- [DIRECTIONS]: Each record that follows must be reproduced exactly.

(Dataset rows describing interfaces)

== Segment start ==

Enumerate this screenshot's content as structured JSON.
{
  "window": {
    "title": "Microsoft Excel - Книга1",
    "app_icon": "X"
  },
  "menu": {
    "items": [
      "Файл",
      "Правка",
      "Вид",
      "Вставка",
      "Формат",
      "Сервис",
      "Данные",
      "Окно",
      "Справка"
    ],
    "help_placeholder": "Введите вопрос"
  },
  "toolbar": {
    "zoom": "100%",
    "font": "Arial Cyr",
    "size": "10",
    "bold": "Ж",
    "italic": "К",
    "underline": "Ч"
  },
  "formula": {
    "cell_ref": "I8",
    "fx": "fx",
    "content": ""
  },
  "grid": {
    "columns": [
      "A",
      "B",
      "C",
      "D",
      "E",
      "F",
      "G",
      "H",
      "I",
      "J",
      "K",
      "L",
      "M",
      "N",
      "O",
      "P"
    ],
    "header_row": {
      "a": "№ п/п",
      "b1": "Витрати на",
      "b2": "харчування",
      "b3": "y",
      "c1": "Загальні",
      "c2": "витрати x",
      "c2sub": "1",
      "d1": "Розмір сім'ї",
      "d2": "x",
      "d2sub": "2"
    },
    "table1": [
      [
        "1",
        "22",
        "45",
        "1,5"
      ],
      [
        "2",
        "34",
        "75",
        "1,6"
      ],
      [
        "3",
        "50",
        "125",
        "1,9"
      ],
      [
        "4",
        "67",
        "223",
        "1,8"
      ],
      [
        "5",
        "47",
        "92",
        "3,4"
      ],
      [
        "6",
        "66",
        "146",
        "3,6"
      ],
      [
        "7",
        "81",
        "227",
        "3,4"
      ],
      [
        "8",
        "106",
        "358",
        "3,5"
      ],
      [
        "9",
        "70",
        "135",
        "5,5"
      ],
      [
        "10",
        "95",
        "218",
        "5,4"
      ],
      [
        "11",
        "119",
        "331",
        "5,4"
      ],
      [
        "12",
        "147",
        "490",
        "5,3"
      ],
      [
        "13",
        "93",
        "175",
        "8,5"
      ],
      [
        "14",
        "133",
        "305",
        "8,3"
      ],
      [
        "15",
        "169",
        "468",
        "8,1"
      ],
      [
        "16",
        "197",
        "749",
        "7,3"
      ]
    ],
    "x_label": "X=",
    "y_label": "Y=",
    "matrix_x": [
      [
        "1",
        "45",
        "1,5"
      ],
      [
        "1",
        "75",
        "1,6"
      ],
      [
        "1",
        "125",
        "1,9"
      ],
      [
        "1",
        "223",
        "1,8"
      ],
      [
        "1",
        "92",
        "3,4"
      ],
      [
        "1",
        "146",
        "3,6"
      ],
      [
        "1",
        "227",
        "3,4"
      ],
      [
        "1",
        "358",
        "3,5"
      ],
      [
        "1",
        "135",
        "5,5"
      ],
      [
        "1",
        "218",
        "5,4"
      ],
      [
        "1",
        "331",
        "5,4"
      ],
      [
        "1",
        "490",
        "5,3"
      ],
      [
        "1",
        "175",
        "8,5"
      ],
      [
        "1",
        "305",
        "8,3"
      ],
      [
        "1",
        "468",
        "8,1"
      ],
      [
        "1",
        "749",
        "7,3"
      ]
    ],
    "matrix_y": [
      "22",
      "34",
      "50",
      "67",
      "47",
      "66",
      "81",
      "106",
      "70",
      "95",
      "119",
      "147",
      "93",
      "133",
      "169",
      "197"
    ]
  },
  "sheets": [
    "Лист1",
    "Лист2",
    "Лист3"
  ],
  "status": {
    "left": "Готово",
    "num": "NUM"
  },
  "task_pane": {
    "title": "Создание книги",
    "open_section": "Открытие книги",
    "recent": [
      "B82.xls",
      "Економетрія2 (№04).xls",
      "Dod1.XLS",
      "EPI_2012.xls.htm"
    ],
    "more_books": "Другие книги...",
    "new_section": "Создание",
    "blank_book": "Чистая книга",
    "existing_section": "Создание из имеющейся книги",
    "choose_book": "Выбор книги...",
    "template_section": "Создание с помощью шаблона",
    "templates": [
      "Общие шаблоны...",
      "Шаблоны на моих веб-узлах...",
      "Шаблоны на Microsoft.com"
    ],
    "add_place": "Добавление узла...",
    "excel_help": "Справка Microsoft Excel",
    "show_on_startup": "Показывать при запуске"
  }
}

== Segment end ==

- [WRITTEN SOLUTION]:
Enumerate this screenshot's content as structured JSON.
{
  "window": {
    "title": "Microsoft Excel - Книга1",
    "app_icon": "X"
  },
  "menu": {
    "items": [
      "Файл",
      "Правка",
      "Вид",
      "Вставка",
      "Формат",
      "Сервис",
      "Данные",
      "Окно",
      "Справка"
    ],
    "help_placeholder": "Введите вопрос"
  },
  "toolbar": {
    "zoom": "100%",
    "font": "Arial Cyr",
    "size": "10",
    "bold": "Ж",
    "italic": "К",
    "underline": "Ч"
  },
  "formula": {
    "cell_ref": "I8",
    "fx": "fx",
    "content": ""
  },
  "grid": {
    "columns": [
      "A",
      "B",
      "C",
      "D",
      "E",
      "F",
      "G",
      "H",
      "I",
      "J",
      "K",
      "L",
      "M",
      "N",
      "O",
      "P"
    ],
    "header_row": {
      "a": "№ п/п",
      "b1": "Витрати на",
      "b2": "харчування",
      "b3": "y",
      "c1": "Загальні",
      "c2": "витрати x",
      "c2sub": "1",
      "d1": "Розмір сім'ї",
      "d2": "x",
      "d2sub": "2"
    },
    "table1": [
      [
        "1",
        "22",
        "45",
        "1,5"
      ],
      [
        "2",
        "34",
        "75",
        "1,6"
      ],
      [
        "3",
        "50",
        "125",
        "1,9"
      ],
      [
        "4",
        "67",
        "223",
        "1,8"
      ],
      [
        "5",
        "47",
        "92",
        "3,4"
      ],
      [
        "6",
        "66",
        "146",
        "3,6"
      ],
      [
        "7",
        "81",
        "227",
        "3,4"
      ],
      [
        "8",
        "106",
        "358",
        "3,5"
      ],
      [
        "9",
        "70",
        "135",
        "5,5"
      ],
      [
        "10",
        "95",
        "218",
        "5,4"
      ],
      [
        "11",
        "119",
        "331",
        "5,4"
      ],
      [
        "12",
        "147",
        "490",
        "5,3"
      ],
      [
        "13",
        "93",
        "175",
        "8,5"
      ],
      [
        "14",
        "133",
        "305",
        "8,3"
      ],
      [
        "15",
        "169",
        "468",
        "8,1"
      ],
      [
        "16",
        "197",
        "749",
        "7,3"
      ]
    ],
    "x_label": "X=",
    "y_label": "Y=",
    "matrix_x": [
      [
        "1",
        "45",
        "1,5"
      ],
      [
        "1",
        "75",
        "1,6"
      ],
      [
        "1",
        "125",
        "1,9"
      ],
      [
        "1",
        "223",
        "1,8"
      ],
      [
        "1",
        "92",
        "3,4"
      ],
      [
        "1",
        "146",
        "3,6"
      ],
      [
        "1",
        "227",
        "3,4"
      ],
      [
        "1",
        "358",
        "3,5"
      ],
      [
        "1",
        "135",
        "5,5"
      ],
      [
        "1",
        "218",
        "5,4"
      ],
      [
        "1",
        "331",
        "5,4"
      ],
      [
        "1",
        "490",
        "5,3"
      ],
      [
        "1",
        "175",
        "8,5"
      ],
      [
        "1",
        "305",
        "8,3"
      ],
      [
        "1",
        "468",
        "8,1"
      ],
      [
        "1",
        "749",
        "7,3"
      ]
    ],
    "matrix_y": [
      "22",
      "34",
      "50",
      "67",
      "47",
      "66",
      "81",
      "106",
      "70",
      "95",
      "119",
      "147",
      "93",
      "133",
      "169",
      "197"
    ]
  },
  "sheets": [
    "Лист1",
    "Лист2",
    "Лист3"
  ],
  "status": {
    "left": "Готово",
    "num": "NUM"
  },
  "task_pane": {
    "title": "Создание книги",
    "open_section": "Открытие книги",
    "recent": [
      "B82.xls",
      "Економетрія2 (№04).xls",
      "Dod1.XLS",
      "EPI_2012.xls.htm"
    ],
    "more_books": "Другие книги...",
    "new_section": "Создание",
    "blank_book": "Чистая книга",
    "existing_section": "Создание из имеющейся книги",
    "choose_book": "Выбор книги...",
    "template_section": "Создание с помощью шаблона",
    "templates": [
      "Общие шаблоны...",
      "Шаблоны на моих веб-узлах...",
      "Шаблоны на Microsoft.com"
    ],
    "add_place": "Добавление узла...",
    "excel_help": "Справка Microsoft Excel",
    "show_on_startup": "Показывать при запуске"
  }
}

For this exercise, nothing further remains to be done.